──────── Raw data

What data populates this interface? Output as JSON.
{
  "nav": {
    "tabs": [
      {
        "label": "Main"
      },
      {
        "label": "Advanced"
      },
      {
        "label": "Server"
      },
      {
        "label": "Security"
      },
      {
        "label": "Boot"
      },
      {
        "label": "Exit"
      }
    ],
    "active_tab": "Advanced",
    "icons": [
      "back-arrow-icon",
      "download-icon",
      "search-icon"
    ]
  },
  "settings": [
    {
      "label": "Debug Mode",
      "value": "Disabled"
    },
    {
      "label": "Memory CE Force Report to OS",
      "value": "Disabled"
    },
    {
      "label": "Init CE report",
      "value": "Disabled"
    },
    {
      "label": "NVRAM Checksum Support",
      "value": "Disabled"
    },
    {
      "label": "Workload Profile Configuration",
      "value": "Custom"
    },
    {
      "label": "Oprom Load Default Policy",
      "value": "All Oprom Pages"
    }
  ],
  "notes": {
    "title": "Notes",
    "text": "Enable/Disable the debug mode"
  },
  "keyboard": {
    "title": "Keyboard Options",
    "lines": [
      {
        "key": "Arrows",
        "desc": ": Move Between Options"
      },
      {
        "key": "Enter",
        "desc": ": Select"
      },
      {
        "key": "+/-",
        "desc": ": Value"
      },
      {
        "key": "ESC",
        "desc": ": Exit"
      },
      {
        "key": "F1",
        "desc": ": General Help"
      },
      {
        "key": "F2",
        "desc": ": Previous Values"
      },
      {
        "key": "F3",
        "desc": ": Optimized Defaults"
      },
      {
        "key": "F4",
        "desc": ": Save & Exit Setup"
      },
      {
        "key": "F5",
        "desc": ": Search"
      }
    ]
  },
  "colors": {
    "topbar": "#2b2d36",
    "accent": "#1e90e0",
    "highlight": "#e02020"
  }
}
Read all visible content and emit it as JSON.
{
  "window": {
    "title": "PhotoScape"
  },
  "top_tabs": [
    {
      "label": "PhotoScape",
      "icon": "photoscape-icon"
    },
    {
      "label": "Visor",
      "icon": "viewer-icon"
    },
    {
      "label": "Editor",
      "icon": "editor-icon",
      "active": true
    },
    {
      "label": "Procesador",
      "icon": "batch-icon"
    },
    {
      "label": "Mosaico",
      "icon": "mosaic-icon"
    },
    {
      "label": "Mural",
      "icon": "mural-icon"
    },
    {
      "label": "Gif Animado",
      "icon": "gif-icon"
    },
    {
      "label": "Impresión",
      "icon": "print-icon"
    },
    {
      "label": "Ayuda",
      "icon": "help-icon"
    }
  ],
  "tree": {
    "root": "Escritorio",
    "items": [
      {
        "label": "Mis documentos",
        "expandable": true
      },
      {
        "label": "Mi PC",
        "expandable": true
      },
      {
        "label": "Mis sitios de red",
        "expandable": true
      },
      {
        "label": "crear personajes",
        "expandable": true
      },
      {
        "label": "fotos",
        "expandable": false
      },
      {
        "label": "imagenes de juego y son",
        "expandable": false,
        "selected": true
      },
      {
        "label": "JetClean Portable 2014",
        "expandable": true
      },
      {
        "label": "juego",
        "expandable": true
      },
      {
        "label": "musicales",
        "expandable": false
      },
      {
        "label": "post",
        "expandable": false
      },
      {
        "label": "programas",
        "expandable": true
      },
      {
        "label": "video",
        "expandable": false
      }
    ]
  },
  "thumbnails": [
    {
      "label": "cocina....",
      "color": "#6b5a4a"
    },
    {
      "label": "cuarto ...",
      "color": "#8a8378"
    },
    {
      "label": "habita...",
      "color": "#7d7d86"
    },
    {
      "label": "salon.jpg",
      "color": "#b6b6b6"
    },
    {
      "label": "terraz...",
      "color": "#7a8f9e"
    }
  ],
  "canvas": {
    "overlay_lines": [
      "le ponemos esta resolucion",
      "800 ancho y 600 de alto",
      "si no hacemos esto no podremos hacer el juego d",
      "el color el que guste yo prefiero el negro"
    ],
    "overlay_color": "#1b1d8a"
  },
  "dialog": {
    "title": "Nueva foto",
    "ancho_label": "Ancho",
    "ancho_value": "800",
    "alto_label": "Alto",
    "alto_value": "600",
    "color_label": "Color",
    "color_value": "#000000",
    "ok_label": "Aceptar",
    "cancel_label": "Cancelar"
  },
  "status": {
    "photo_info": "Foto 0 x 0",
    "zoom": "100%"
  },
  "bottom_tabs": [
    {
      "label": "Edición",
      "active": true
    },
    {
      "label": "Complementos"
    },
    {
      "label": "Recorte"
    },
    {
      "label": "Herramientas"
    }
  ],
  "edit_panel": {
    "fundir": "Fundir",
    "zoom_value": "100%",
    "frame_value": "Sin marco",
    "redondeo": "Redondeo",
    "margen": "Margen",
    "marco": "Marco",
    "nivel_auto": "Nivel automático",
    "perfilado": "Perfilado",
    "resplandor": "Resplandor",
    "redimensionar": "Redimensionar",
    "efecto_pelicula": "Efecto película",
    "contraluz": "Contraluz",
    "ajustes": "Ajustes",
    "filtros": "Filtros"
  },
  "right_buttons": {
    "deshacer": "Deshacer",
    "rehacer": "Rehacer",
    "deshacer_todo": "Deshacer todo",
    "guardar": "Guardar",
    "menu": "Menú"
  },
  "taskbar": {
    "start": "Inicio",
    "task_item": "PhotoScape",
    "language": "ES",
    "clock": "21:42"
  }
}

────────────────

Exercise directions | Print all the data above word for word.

Answer for the task |
What data populates this interface? Output as JSON.
{
  "nav": {
    "tabs": [
      {
        "label": "Main"
      },
      {
        "label": "Advanced"
      },
      {
        "label": "Server"
      },
      {
        "label": "Security"
      },
      {
        "label": "Boot"
      },
      {
        "label": "Exit"
      }
    ],
    "active_tab": "Advanced",
    "icons": [
      "back-arrow-icon",
      "download-icon",
      "search-icon"
    ]
  },
  "settings": [
    {
      "label": "Debug Mode",
      "value": "Disabled"
    },
    {
      "label": "Memory CE Force Report to OS",
      "value": "Disabled"
    },
    {
      "label": "Init CE report",
      "value": "Disabled"
    },
    {
      "label": "NVRAM Checksum Support",
      "value": "Disabled"
    },
    {
      "label": "Workload Profile Configuration",
      "value": "Custom"
    },
    {
      "label": "Oprom Load Default Policy",
      "value": "All Oprom Pages"
    }
  ],
  "notes": {
    "title": "Notes",
    "text": "Enable/Disable the debug mode"
  },
  "keyboard": {
    "title": "Keyboard Options",
    "lines": [
      {
        "key": "Arrows",
        "desc": ": Move Between Options"
      },
      {
        "key": "Enter",
        "desc": ": Select"
      },
      {
        "key": "+/-",
        "desc": ": Value"
      },
      {
        "key": "ESC",
        "desc": ": Exit"
      },
      {
        "key": "F1",
        "desc": ": General Help"
      },
      {
        "key": "F2",
        "desc": ": Previous Values"
      },
      {
        "key": "F3",
        "desc": ": Optimized Defaults"
      },
      {
        "key": "F4",
        "desc": ": Save & Exit Setup"
      },
      {
        "key": "F5",
        "desc": ": Search"
      }
    ]
  },
  "colors": {
    "topbar": "#2b2d36",
    "accent": "#1e90e0",
    "highlight": "#e02020"
  }
}
Read all visible content and emit it as JSON.
{
  "window": {
    "title": "PhotoScape"
  },
  "top_tabs": [
    {
      "label": "PhotoScape",
      "icon": "photoscape-icon"
    },
    {
      "label": "Visor",
      "icon": "viewer-icon"
    },
    {
      "label": "Editor",
      "icon": "editor-icon",
      "active": true
    },
    {
      "label": "Procesador",
      "icon": "batch-icon"
    },
    {
      "label": "Mosaico",
      "icon": "mosaic-icon"
    },
    {
      "label": "Mural",
      "icon": "mural-icon"
    },
    {
      "label": "Gif Animado",
      "icon": "gif-icon"
    },
    {
      "label": "Impresión",
      "icon": "print-icon"
    },
    {
      "label": "Ayuda",
      "icon": "help-icon"
    }
  ],
  "tree": {
    "root": "Escritorio",
    "items": [
      {
        "label": "Mis documentos",
        "expandable": true
      },
      {
        "label": "Mi PC",
        "expandable": true
      },
      {
        "label": "Mis sitios de red",
        "expandable": true
      },
      {
        "label": "crear personajes",
        "expandable": true
      },
      {
        "label": "fotos",
        "expandable": false
      },
      {
        "label": "imagenes de juego y son",
        "expandable": false,
        "selected": true
      },
      {
        "label": "JetClean Portable 2014",
        "expandable": true
      },
      {
        "label": "juego",
        "expandable": true
      },
      {
        "label": "musicales",
        "expandable": false
      },
      {
        "label": "post",
        "expandable": false
      },
      {
        "label": "programas",
        "expandable": true
      },
      {
        "label": "video",
        "expandable": false
      }
    ]
  },
  "thumbnails": [
    {
      "label": "cocina....",
      "color": "#6b5a4a"
    },
    {
      "label": "cuarto ...",
      "color": "#8a8378"
    },
    {
      "label": "habita...",
      "color": "#7d7d86"
    },
    {
      "label": "salon.jpg",
      "color": "#b6b6b6"
    },
    {
      "label": "terraz...",
      "color": "#7a8f9e"
    }
  ],
  "canvas": {
    "overlay_lines": [
      "le ponemos esta resolucion",
      "800 ancho y 600 de alto",
      "si no hacemos esto no podremos hacer el juego d",
      "el color el que guste yo prefiero el negro"
    ],
    "overlay_color": "#1b1d8a"
  },
  "dialog": {
    "title": "Nueva foto",
    "ancho_label": "Ancho",
    "ancho_value": "800",
    "alto_label": "Alto",
    "alto_value": "600",
    "color_label": "Color",
    "color_value": "#000000",
    "ok_label": "Aceptar",
    "cancel_label": "Cancelar"
  },
  "status": {
    "photo_info": "Foto 0 x 0",
    "zoom": "100%"
  },
  "bottom_tabs": [
    {
      "label": "Edición",
      "active": true
    },
    {
      "label": "Complementos"
    },
    {
      "label": "Recorte"
    },
    {
      "label": "Herramientas"
    }
  ],
  "edit_panel": {
    "fundir": "Fundir",
    "zoom_value": "100%",
    "frame_value": "Sin marco",
    "redondeo": "Redondeo",
    "margen": "Margen",
    "marco": "Marco",
    "nivel_auto": "Nivel automático",
    "perfilado": "Perfilado",
    "resplandor": "Resplandor",
    "redimensionar": "Redimensionar",
    "efecto_pelicula": "Efecto película",
    "contraluz": "Contraluz",
    "ajustes": "Ajustes",
    "filtros": "Filtros"
  },
  "right_buttons": {
    "deshacer": "Deshacer",
    "rehacer": "Rehacer",
    "deshacer_todo": "Deshacer todo",
    "guardar": "Guardar",
    "menu": "Menú"
  },
  "taskbar": {
    "start": "Inicio",
    "task_item": "PhotoScape",
    "language": "ES",
    "clock": "21:42"
  }
}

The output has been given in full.